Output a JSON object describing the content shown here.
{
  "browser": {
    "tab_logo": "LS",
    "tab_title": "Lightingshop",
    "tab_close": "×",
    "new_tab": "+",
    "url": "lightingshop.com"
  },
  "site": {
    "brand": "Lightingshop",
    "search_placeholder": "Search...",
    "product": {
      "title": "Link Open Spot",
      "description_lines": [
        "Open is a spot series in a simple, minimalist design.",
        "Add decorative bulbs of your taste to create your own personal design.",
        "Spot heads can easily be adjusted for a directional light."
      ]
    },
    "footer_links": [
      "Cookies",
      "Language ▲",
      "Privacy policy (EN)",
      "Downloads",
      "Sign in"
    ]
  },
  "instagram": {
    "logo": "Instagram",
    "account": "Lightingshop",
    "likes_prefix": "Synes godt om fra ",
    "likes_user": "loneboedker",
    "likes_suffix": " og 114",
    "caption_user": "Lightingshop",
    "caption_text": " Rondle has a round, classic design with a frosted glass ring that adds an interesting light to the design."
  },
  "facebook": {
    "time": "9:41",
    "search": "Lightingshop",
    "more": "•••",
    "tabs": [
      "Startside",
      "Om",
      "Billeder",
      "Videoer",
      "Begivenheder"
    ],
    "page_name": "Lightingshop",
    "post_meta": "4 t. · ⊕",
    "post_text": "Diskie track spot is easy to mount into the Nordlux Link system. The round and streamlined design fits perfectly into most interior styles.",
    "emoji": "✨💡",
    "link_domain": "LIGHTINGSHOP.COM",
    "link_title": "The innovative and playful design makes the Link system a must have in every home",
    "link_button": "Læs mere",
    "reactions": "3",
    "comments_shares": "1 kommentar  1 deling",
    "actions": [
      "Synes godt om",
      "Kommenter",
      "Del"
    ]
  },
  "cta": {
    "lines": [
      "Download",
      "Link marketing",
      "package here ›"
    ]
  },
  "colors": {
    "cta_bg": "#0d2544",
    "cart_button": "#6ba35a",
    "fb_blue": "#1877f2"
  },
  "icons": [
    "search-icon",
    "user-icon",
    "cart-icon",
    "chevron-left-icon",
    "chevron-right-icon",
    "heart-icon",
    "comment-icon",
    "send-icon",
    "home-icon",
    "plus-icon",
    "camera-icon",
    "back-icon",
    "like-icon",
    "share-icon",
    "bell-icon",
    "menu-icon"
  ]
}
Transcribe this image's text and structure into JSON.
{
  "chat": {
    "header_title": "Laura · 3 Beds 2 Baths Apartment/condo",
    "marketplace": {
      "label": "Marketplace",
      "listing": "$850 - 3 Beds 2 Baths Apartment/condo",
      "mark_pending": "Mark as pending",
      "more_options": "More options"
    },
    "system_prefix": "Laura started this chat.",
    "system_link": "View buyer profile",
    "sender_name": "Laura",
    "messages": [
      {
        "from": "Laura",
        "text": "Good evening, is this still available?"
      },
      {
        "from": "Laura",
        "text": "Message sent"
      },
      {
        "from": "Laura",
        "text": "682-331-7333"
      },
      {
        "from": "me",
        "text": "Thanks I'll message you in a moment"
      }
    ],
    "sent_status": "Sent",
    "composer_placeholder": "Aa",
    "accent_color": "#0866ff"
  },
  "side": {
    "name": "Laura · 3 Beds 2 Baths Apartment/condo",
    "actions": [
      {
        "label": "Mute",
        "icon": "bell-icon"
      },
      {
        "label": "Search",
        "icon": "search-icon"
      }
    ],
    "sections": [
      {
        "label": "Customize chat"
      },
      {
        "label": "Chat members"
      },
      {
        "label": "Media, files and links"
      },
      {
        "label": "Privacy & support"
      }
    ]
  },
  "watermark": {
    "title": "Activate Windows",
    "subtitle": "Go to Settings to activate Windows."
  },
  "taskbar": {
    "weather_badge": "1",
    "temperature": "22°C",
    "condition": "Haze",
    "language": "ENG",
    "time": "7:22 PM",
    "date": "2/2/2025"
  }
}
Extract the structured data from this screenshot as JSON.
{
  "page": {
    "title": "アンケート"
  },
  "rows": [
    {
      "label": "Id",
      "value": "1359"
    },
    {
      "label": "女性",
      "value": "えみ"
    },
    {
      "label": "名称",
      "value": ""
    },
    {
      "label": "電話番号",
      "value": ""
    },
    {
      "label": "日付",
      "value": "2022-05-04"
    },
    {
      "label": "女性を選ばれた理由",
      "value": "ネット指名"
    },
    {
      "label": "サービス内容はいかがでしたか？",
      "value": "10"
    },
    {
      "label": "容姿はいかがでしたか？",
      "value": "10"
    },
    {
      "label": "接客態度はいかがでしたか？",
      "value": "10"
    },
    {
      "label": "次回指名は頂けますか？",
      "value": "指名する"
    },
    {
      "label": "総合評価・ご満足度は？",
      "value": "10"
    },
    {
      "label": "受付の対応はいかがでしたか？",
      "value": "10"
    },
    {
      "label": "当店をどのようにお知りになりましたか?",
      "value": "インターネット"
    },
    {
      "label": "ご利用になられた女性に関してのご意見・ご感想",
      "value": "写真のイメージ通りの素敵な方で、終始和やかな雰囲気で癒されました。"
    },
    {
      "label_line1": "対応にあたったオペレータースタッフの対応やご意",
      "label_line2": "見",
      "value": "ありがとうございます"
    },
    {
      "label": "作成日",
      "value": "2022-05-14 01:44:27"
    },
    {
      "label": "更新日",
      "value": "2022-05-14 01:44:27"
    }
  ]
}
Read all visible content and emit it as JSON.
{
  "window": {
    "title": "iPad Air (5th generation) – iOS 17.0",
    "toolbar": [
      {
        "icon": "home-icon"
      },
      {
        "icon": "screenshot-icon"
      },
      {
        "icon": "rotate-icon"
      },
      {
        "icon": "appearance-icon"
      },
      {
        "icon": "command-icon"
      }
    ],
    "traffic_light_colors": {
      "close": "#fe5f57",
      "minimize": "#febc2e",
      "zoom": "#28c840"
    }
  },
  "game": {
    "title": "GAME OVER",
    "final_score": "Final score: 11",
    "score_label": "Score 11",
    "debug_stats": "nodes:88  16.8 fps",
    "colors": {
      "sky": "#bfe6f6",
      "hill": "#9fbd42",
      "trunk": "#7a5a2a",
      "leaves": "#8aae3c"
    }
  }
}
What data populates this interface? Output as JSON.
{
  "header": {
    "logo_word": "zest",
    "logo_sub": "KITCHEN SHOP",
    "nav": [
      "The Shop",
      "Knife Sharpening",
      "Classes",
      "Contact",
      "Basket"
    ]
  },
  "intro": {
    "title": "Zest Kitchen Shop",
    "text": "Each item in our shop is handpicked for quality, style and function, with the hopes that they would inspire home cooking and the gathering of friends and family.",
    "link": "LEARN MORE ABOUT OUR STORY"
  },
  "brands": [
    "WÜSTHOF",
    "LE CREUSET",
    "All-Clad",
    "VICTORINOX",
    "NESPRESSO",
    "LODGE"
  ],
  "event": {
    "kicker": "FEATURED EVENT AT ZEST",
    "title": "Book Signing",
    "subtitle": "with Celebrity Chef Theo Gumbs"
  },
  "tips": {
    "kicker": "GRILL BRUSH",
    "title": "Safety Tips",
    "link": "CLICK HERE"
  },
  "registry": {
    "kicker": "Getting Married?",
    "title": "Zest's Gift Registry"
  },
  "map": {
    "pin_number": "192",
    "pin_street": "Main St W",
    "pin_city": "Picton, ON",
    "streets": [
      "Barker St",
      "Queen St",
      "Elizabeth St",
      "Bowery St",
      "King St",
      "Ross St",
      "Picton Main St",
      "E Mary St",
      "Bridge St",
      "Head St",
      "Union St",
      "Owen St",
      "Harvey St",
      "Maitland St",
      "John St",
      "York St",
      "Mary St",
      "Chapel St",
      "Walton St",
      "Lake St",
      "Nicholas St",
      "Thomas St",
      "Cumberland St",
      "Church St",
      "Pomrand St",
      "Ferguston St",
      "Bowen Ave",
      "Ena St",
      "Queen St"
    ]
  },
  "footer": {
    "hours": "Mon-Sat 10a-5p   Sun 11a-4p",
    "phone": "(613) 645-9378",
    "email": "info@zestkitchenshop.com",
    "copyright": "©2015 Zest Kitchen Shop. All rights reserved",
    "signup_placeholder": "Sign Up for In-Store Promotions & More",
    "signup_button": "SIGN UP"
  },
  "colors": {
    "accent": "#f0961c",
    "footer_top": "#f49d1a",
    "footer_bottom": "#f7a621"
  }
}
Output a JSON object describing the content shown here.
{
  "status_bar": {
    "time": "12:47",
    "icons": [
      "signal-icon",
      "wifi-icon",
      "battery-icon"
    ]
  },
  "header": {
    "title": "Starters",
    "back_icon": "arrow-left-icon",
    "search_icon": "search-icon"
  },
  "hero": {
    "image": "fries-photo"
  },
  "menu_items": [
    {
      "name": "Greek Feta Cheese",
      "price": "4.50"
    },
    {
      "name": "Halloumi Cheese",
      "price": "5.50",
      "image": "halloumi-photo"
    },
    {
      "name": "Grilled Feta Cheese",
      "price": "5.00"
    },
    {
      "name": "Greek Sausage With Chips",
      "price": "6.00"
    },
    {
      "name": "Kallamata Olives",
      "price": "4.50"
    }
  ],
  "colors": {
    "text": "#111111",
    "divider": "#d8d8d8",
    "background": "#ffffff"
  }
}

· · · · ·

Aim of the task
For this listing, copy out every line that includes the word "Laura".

Problem solution
    "header_title": "Laura · 3 Beds 2 Baths Apartment/condo",
    "system_prefix": "Laura started this chat.",
    "sender_name": "Laura",
        "from": "Laura",
        "from": "Laura",
        "from": "Laura",
    "name": "Laura · 3 Beds 2 Baths Apartment/condo",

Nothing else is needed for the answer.